Can cardiac vagal tone be estimated from the 10-second ECG?

Int J Cardiol. 2004 May;95(1):109-15. doi: 10.1016/j.ijcard.2003.07.005.

Abstract

Background: Heart rate variability (HRV) recorded over 5 min or 24 h is used increasingly to measure autonomic function and as a prognostic indicator in cardiology. Measuring HRV during a standard 10-s ECG would save time and cut costs. The aim of this study, therefore, was to discover whether indices of HRV calculated over 10 s could predict cardiac vagal tone (CVT) recorded over a 5-min period by the NeuroScope, a new instrument that selectively measures vagal tone.
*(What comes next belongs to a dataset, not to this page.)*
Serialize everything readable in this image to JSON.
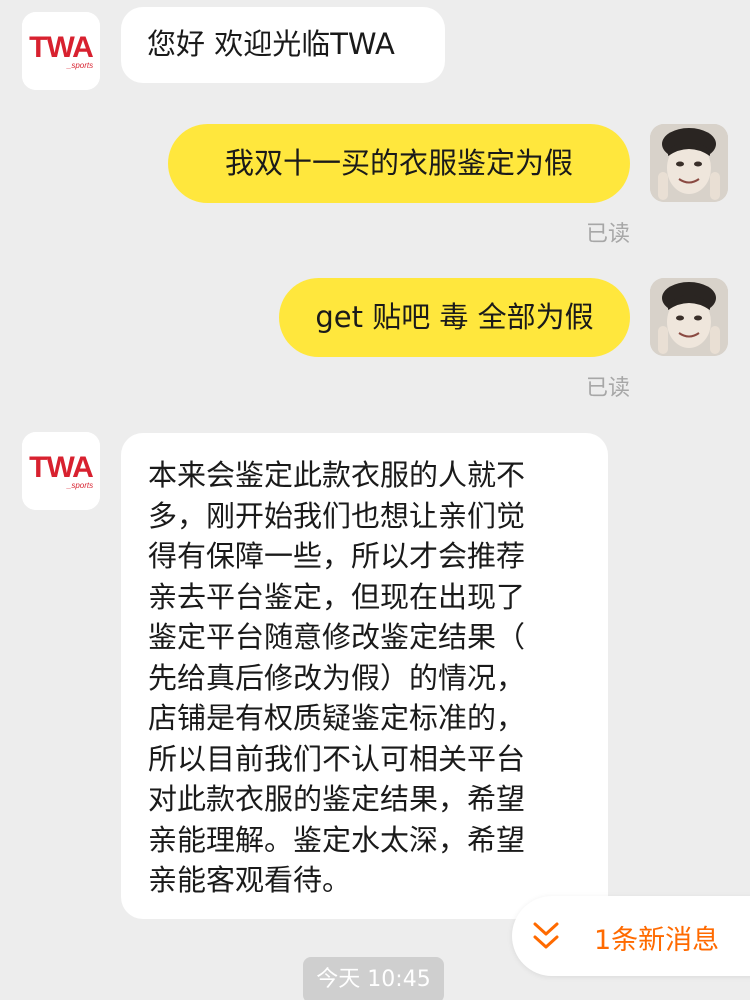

Methods: A total of 50 subjects had ECGs taken at the beginning, middle and end of a 5-min measurement of CVT. Standard deviation of normal-to-normal RR interval (SDNN), root mean square of successive differences in RR intervals (rMSSD), and the average absolute difference (AAD) in RR intervals were calculated from RR intervals derived from the ECGs. Subjects were divided into a training set (n=40) and a test set (n=10).

Results: Regression equations derived from the training set predicted 5-min mean CVT in the test set with r(2) of 95.8%, 92.9% and 87.9% for AAD, rMSSD and SDNN, respectively. Indices obtained from the third ECG in each set tended to give a closer relationship with CVT than those derived from the first and second ECGs: this could be because of the greater spread of the independent variables in the third set. An underlying linear physiological phenomenon could not be excluded, however, without continuing the measurements over a longer time.

Conclusions: These results demonstrate that AAD and rMSSD calculated from a 10-s ECG can accurately predict 5-min mean CVT as measured by the NeuroScope.

Publication types

  • Comparative Study

MeSH terms

  • Adult
  • Aged
  • Electrocardiography*
  • Electrophysiologic Techniques, Cardiac
  • Female
  • Heart Rate / physiology*
  • Humans
  • Male
  • Middle Aged
  • Parasympathetic Nervous System / physiology
  • Predictive Value of Tests
  • Statistics as Topic
  • United Kingdom / epidemiology